Quietly, Trent Forrest constructed a strong 2014 travel campaign with the Alabama Challenge. Competing against older opponents on Nike’s EYBL circuit, Forrest averaged 14 points and four rebounds per contest.
He entered the 2014-15 season as the No. 70 prospect in the junior class and has taken a confident approach to his junior year.
”Things have been good, we’ve been winning a lot,” Forrest said. “We’re trying to get back to Lakewood (for the state tournament) again.”
Forrest is a strong, athletic wing forward capable of creating for himself off the dribble or finishing in transition. He’s able to score through contact and can knock down medium-range jump shots. Playing for a small school, he also understands that his team will need him to provide a variety of functions simply based on the limitations of its roster.
”I’m playing pretty well, doing all-around things,” Forrest said. “I’m the tallest dude on the team so I have to do a lot of different things.”
Following his junior year, he plans to head back out on the EYBL circuit with the Challenge. He’s also planning to focus on the spring and summer and begin to narrow down his list following that period.
”I’m going to wait until AAU is over,” he said. “Everything has been steady (in recruiting.)
Not surprisingly, in-state programs are expressing the most interest.

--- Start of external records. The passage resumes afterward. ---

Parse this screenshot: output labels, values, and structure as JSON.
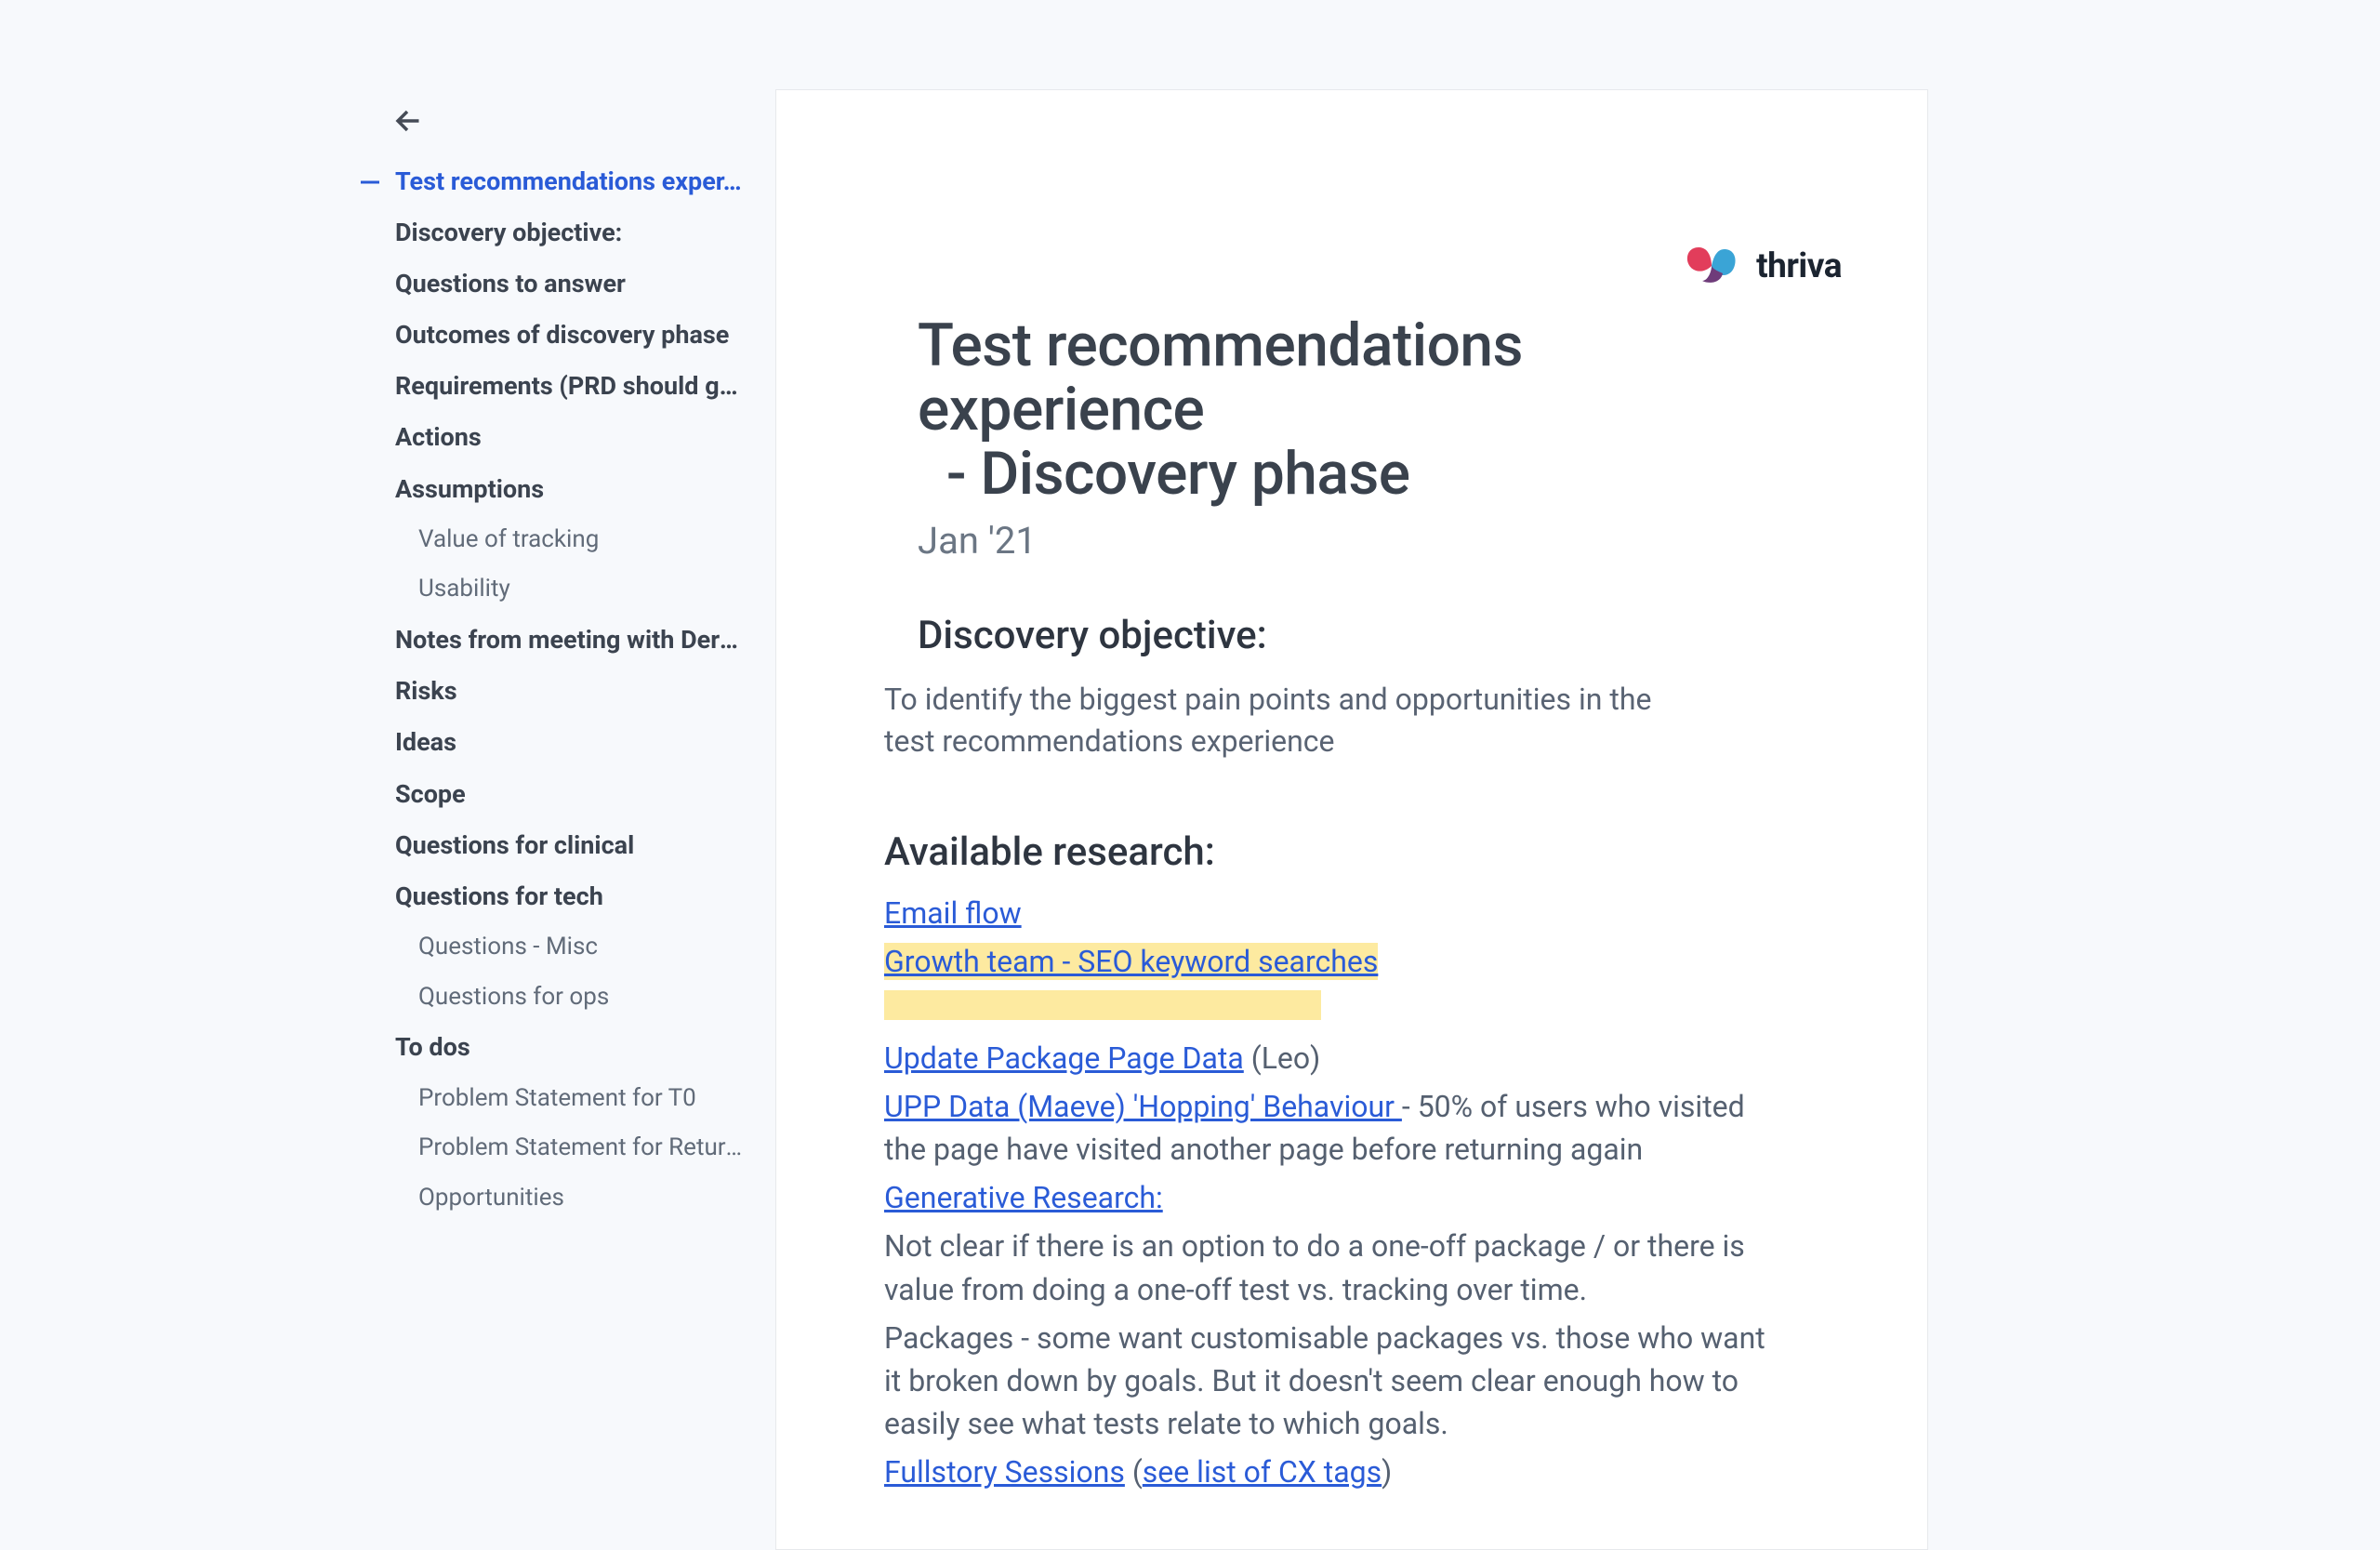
{
  "outline": {
    "root": "Test recommendations exper…",
    "items": [
      {
        "label": "Discovery objective:",
        "level": 1
      },
      {
        "label": "Questions to answer",
        "level": 1
      },
      {
        "label": "Outcomes of discovery phase",
        "level": 1
      },
      {
        "label": "Requirements (PRD should gi…",
        "level": 1
      },
      {
        "label": "Actions",
        "level": 1
      },
      {
        "label": "Assumptions",
        "level": 1
      },
      {
        "label": "Value of tracking",
        "level": 2
      },
      {
        "label": "Usability",
        "level": 2
      },
      {
        "label": "Notes from meeting with Derek",
        "level": 1
      },
      {
        "label": "Risks",
        "level": 1
      },
      {
        "label": "Ideas",
        "level": 1
      },
      {
        "label": "Scope",
        "level": 1
      },
      {
        "label": "Questions for clinical",
        "level": 1
      },
      {
        "label": "Questions for tech",
        "level": 1
      },
      {
        "label": "Questions - Misc",
        "level": 2
      },
      {
        "label": "Questions for ops",
        "level": 2
      },
      {
        "label": "To dos",
        "level": 1
      },
      {
        "label": "Problem Statement for T0",
        "level": 2
      },
      {
        "label": "Problem Statement for Returnin…",
        "level": 2
      },
      {
        "label": "Opportunities",
        "level": 2
      }
    ]
  },
  "brand": {
    "text": "thriva"
  },
  "doc": {
    "title_line1": "Test recommendations experience",
    "title_line2": "- Discovery phase",
    "date": "Jan '21",
    "objective_heading": "Discovery objective:",
    "objective_body": "To identify the biggest pain points and opportunities in the test recommendations experience",
    "research_heading": "Available research:",
    "links": {
      "email_flow": "Email flow",
      "growth_seo": "Growth team - SEO keyword searches",
      "update_pkg": "Update Package Page Data",
      "update_pkg_suffix": "(Leo)",
      "upp_data": "UPP Data (Maeve) 'Hopping' Behaviour ",
      "upp_suffix": "- 50% of users who visited the page have visited another page before returning again",
      "generative": "Generative Research:",
      "gen_body1": "Not clear if there is an option to do a one-off package / or there is value from doing a one-off test vs. tracking over time.",
      "gen_body2": "Packages - some want customisable packages vs. those who want it broken down by goals. But it doesn't seem clear enough how to easily see what tests relate to which goals.",
      "fullstory": "Fullstory Sessions",
      "fullstory_mid_open": "(",
      "fullstory_inner": "see list of CX tags",
      "fullstory_mid_close": ")"
    }
  }
}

Forrest isn’t limiting himself to those two options, of course, and although he has a cousin who played football for the Seminoles, no one school appears to hold a prohibitive advantage. Over the next several months, however, multiple programs will battle it out to establish exactly that.